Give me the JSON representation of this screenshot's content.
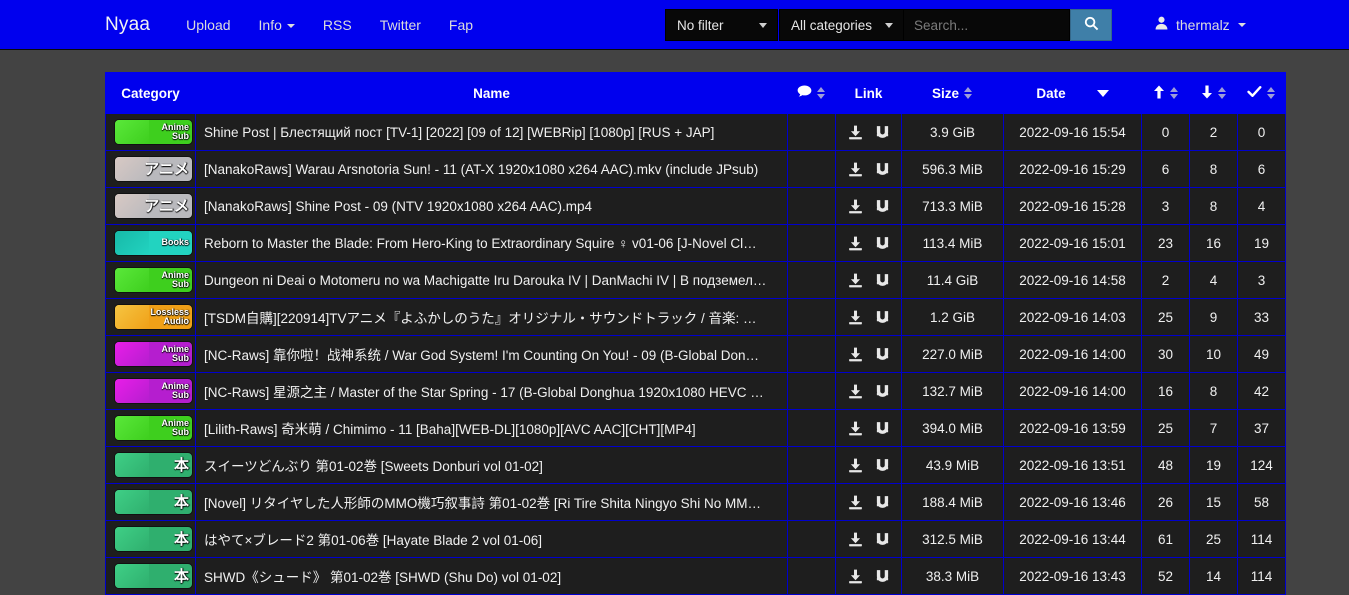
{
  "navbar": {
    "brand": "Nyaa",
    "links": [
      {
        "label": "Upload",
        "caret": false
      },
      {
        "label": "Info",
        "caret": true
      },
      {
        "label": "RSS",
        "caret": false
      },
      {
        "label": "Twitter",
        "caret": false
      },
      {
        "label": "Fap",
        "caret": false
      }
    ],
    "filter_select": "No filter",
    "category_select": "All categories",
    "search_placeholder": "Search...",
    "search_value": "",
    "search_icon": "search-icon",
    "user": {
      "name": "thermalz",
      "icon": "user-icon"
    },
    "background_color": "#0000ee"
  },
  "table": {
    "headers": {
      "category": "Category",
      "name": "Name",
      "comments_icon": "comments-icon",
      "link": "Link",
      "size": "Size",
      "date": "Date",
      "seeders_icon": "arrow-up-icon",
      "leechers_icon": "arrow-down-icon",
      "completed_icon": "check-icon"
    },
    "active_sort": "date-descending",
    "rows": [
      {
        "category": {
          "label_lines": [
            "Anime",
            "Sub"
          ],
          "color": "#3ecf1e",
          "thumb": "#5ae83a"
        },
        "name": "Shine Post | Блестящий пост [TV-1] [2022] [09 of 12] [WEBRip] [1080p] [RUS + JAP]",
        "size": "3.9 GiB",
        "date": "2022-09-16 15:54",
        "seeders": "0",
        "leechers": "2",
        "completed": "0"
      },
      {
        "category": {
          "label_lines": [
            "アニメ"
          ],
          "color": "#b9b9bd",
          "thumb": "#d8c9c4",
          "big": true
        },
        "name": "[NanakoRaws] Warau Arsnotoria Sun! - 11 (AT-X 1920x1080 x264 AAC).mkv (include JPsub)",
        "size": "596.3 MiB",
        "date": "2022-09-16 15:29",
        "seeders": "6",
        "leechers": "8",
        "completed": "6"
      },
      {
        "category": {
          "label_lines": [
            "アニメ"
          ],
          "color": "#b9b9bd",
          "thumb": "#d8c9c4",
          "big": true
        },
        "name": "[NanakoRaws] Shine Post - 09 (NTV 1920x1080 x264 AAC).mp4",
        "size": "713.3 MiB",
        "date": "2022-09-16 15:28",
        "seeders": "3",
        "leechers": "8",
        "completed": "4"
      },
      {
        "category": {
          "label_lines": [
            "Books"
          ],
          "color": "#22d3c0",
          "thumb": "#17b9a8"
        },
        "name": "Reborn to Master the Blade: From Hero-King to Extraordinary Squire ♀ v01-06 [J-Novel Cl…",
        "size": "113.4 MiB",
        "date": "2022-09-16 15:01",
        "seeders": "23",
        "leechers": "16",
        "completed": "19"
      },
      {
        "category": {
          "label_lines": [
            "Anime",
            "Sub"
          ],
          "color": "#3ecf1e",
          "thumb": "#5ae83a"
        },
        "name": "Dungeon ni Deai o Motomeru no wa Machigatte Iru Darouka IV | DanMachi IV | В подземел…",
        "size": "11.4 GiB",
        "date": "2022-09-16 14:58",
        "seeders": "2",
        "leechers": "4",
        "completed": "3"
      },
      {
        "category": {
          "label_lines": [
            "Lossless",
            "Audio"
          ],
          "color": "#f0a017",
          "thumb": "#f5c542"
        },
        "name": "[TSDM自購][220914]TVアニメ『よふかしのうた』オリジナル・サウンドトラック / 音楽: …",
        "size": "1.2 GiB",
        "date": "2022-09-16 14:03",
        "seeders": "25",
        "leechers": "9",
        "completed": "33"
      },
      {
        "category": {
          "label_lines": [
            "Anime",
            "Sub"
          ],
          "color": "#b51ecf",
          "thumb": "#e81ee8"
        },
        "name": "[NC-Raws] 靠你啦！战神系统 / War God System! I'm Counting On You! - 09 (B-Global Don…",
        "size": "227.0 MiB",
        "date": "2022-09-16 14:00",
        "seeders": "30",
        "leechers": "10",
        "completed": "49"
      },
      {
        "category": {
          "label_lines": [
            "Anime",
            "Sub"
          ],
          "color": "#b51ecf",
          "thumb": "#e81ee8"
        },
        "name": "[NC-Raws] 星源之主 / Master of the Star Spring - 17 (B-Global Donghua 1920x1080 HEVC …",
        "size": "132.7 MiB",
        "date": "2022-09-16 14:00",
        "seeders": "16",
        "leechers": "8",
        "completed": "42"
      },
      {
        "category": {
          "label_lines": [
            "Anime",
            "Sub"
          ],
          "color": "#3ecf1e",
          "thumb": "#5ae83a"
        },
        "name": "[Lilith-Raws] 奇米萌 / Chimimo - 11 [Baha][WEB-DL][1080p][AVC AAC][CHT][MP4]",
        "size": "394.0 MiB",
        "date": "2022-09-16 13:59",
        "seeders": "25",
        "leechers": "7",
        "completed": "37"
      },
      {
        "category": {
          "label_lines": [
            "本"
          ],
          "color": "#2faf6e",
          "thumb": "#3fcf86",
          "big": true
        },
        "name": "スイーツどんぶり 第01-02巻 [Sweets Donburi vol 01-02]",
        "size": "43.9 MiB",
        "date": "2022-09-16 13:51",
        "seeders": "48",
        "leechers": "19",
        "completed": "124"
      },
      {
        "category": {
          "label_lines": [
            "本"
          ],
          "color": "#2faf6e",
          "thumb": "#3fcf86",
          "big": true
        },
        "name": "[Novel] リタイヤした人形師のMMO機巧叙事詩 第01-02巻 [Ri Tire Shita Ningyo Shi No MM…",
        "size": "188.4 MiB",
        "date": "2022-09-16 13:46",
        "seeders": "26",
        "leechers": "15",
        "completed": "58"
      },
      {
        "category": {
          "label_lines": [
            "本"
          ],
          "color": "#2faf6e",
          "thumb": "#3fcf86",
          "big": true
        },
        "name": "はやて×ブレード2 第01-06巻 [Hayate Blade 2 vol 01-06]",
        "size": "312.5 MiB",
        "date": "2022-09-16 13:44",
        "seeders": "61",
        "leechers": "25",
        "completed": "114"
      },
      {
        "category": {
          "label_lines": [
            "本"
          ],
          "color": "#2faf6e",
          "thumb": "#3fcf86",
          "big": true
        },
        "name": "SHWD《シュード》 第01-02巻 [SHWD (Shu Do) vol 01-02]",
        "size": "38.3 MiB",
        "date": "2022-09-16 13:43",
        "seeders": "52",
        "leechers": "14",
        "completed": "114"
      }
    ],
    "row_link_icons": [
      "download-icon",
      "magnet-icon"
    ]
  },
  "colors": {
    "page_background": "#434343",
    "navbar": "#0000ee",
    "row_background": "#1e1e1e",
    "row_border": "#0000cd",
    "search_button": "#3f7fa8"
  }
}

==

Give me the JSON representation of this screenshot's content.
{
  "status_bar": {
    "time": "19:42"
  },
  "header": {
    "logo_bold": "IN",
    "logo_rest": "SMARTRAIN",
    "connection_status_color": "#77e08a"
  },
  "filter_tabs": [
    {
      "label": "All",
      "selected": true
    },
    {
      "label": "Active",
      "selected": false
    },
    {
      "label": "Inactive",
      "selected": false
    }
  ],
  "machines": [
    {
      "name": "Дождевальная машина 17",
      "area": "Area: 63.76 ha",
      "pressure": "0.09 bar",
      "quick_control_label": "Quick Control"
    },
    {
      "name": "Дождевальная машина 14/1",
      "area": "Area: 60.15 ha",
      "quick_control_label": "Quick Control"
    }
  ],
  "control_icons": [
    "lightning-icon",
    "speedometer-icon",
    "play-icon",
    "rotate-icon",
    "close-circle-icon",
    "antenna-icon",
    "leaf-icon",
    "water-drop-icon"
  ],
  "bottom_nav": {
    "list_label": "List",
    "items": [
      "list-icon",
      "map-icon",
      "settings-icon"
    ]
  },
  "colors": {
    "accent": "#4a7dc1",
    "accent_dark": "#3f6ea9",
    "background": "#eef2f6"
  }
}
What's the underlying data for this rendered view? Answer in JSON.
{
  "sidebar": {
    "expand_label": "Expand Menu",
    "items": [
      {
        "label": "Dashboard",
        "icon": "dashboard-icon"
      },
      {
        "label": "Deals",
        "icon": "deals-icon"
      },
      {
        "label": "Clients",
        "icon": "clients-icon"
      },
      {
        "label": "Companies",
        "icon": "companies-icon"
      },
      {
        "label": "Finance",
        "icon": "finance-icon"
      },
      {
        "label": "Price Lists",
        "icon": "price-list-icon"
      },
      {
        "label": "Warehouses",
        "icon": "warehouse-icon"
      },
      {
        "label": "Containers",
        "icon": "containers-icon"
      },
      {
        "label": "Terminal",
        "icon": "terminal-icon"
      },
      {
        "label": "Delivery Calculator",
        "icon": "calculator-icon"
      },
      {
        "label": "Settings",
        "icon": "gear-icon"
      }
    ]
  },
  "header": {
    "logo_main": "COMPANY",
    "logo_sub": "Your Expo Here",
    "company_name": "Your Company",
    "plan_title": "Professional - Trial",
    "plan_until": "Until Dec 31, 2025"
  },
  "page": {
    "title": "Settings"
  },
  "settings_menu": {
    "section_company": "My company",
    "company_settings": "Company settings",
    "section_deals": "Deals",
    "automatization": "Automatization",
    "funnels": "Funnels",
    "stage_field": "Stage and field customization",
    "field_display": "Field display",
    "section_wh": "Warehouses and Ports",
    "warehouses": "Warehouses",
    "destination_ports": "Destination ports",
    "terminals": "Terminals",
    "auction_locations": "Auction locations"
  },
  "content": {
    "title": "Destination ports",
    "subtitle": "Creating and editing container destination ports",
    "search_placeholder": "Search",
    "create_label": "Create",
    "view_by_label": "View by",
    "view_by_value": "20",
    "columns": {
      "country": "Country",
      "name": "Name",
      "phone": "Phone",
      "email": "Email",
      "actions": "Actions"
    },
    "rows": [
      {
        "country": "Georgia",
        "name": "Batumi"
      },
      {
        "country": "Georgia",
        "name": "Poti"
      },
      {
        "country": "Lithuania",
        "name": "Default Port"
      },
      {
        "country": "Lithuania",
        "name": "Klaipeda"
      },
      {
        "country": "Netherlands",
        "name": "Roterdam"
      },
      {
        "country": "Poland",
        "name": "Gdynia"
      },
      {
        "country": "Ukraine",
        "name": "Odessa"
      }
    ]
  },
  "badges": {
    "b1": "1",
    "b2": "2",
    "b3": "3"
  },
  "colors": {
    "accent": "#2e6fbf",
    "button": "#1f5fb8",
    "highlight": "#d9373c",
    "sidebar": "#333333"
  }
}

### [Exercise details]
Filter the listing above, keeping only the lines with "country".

### [Solution for this exercise]
      "country": "Country",
        "country": "Georgia",
        "country": "Georgia",
        "country": "Lithuania",
        "country": "Lithuania",
        "country": "Netherlands",
        "country": "Poland",
        "country": "Ukraine",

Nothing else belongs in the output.